Fig. 1.15. Configuration property palette
Important! This tutorial is designed and thoroughly tested using 1C:Enterprise version 8.3.5. It includes a few synchronous method calls. In 1C:Enterprise versions 8.3.6 or later synchronous method calls are disabled by default.
- If you are using 1C:Enterprise version 8.3.6 or later, scroll down the property palette to find the Synchronous call usage mode for extensions and add-ins property and change its value to Use.
Sometimes the property palette is opened automatically in response to certain developer actions. But you can always open the property palette manually.
To open a property palette
- Right-click an object and then click Properties.
In this case the property palette is opened in a similar manner and docks within the Designer mode workspace. It means that when you select any configuration object, its property palette is always opened. However, there is a handy option to undock the property palette using the push-pin icon in the title of the property palette window (fig. 1.16).
Fig. 1.16. Undocking the property palette
In the undocked state, when you move the pointer to any other window, the property palette is minimized to a button near the right edge of the Designer mode window (fig. 1.17).
Fig. 1.17. The property palette button
When you point to the button, the property palette is opened up again. In addition to the property palette, other Designer windows (such as the configuration object tree window) behave in a similar way (they can be docked, hidden and so on).
Debugging in 1C:Enterprise mode
Now let us check your first changes in 1C:Enterprise mode.
- On the Debug menu, click Start debugging.
On the Designer mode toolbar, click the Start debugging button .
The platform checks whether the configuration was changed and prompts you to update the database configuration (fig. 1.18).
Fig. 1.18. Database configuration update dialog box

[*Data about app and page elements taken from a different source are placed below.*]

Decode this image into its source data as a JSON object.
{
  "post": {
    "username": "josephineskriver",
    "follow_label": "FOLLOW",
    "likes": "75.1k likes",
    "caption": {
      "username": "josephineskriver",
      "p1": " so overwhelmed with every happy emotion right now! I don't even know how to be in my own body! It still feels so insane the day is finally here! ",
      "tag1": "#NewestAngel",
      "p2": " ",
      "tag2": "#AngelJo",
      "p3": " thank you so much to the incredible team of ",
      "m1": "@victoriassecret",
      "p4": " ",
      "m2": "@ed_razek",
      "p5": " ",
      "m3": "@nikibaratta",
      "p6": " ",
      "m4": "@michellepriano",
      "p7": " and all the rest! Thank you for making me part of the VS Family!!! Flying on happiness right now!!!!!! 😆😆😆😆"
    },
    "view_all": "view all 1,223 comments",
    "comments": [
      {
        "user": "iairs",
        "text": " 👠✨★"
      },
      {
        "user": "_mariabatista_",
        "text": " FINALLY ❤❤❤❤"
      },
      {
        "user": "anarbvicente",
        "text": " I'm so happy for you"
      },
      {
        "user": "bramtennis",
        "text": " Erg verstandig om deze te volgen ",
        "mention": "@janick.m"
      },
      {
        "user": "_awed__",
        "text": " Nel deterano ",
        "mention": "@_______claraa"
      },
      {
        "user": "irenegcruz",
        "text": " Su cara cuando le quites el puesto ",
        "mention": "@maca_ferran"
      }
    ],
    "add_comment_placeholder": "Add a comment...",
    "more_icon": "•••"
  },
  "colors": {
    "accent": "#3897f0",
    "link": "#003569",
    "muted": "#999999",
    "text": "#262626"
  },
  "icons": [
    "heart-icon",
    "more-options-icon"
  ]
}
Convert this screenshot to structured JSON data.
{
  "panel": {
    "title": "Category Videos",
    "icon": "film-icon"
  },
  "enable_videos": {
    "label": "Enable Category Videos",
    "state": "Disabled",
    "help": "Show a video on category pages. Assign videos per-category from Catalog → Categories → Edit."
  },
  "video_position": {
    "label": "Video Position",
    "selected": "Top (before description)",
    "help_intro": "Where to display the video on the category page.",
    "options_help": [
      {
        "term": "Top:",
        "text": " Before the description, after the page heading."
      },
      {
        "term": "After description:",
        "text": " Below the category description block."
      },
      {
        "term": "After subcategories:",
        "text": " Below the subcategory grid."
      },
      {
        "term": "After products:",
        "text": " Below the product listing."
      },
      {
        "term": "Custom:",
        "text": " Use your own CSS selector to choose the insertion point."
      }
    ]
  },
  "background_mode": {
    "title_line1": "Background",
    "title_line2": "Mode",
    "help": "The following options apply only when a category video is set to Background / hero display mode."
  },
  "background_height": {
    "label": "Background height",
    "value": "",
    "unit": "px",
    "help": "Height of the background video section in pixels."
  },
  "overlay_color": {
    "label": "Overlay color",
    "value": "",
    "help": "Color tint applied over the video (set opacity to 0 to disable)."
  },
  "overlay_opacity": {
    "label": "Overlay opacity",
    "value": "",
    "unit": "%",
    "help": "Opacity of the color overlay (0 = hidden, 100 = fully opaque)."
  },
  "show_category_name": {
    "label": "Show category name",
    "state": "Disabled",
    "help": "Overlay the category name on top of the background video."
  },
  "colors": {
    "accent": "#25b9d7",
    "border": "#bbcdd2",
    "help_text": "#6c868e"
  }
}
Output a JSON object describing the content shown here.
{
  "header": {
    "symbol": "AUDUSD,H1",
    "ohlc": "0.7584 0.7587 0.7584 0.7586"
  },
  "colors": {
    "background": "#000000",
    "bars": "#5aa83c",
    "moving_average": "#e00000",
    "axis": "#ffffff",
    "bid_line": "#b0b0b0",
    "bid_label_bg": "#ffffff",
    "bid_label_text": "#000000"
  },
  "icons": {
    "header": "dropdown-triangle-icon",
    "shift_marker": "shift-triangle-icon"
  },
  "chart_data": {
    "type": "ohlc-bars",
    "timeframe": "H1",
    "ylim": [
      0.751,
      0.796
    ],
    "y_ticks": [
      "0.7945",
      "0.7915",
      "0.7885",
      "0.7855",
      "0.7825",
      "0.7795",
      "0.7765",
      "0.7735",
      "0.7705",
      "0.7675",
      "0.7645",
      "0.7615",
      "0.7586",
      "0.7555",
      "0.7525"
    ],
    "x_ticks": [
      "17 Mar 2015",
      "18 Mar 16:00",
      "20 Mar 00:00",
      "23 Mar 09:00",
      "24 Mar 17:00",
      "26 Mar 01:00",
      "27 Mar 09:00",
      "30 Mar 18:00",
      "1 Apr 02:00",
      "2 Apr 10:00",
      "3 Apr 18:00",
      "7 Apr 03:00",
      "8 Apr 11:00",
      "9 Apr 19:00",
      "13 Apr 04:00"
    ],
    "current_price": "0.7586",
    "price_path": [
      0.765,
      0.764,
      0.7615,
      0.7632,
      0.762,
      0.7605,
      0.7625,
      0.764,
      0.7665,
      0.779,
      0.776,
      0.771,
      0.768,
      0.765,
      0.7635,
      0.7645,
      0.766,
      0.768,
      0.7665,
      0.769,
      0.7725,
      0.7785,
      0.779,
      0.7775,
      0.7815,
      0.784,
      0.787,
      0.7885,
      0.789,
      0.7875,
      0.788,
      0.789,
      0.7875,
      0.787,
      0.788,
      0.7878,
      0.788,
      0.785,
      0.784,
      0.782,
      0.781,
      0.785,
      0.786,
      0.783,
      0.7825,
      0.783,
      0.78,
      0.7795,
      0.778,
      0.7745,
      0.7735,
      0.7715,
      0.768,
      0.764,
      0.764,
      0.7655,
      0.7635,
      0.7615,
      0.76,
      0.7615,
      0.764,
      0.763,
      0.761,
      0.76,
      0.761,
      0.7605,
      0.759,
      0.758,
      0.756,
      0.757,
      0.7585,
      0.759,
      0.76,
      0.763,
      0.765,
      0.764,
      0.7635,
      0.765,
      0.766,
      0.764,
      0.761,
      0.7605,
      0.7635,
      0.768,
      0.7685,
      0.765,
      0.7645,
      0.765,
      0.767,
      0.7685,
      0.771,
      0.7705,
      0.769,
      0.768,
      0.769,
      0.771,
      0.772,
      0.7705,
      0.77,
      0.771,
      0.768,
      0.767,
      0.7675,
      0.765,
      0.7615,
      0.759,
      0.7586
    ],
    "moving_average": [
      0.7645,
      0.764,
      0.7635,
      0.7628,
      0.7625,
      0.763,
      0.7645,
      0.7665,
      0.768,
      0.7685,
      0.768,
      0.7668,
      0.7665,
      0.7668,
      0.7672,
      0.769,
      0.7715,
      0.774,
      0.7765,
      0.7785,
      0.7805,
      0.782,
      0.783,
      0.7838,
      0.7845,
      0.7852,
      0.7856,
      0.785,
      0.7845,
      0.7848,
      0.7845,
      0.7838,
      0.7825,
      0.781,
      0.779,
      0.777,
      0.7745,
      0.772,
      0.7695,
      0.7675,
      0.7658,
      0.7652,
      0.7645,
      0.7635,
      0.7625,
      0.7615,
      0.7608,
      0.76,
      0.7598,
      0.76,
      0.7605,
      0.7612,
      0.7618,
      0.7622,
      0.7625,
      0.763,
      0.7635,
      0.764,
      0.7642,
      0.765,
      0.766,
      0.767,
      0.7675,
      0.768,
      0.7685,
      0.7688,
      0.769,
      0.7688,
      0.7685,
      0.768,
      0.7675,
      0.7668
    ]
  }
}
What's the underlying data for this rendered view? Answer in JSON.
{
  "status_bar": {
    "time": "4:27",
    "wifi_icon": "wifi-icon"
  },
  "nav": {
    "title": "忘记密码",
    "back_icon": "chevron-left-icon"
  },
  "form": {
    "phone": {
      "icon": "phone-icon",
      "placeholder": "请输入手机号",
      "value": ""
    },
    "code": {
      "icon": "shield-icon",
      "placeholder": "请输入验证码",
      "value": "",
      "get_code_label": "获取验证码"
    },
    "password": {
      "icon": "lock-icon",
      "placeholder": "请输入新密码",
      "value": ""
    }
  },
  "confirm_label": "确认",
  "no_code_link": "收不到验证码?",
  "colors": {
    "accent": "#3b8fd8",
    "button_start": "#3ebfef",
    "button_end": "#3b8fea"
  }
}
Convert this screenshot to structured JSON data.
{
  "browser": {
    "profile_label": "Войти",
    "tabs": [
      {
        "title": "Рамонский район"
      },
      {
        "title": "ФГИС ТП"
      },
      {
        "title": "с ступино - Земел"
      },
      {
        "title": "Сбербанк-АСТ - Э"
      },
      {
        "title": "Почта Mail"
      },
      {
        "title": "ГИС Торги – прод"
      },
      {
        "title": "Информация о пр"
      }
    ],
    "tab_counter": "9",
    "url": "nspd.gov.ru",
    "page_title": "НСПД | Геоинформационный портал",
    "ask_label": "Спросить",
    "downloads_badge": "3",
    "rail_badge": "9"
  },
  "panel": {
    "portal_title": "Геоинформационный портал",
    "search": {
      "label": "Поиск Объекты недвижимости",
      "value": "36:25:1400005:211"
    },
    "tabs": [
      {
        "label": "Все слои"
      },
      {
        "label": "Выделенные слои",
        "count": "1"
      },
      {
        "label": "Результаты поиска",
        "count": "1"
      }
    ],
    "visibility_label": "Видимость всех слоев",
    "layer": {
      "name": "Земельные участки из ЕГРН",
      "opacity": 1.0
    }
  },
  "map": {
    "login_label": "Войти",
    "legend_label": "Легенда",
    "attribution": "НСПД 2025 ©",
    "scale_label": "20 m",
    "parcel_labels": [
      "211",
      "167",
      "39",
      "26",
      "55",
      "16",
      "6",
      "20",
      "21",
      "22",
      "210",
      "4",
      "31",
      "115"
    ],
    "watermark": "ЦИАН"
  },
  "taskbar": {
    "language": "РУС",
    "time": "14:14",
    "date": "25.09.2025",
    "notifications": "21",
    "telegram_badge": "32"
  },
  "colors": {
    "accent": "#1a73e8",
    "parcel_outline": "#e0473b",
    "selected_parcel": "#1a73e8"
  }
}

At this point we will not discuss what it means as it will be explained in the Base configuration and database configuration section.
- Click Yes.
Then the 1C:Enterprise window is displayed (fig. 1.19).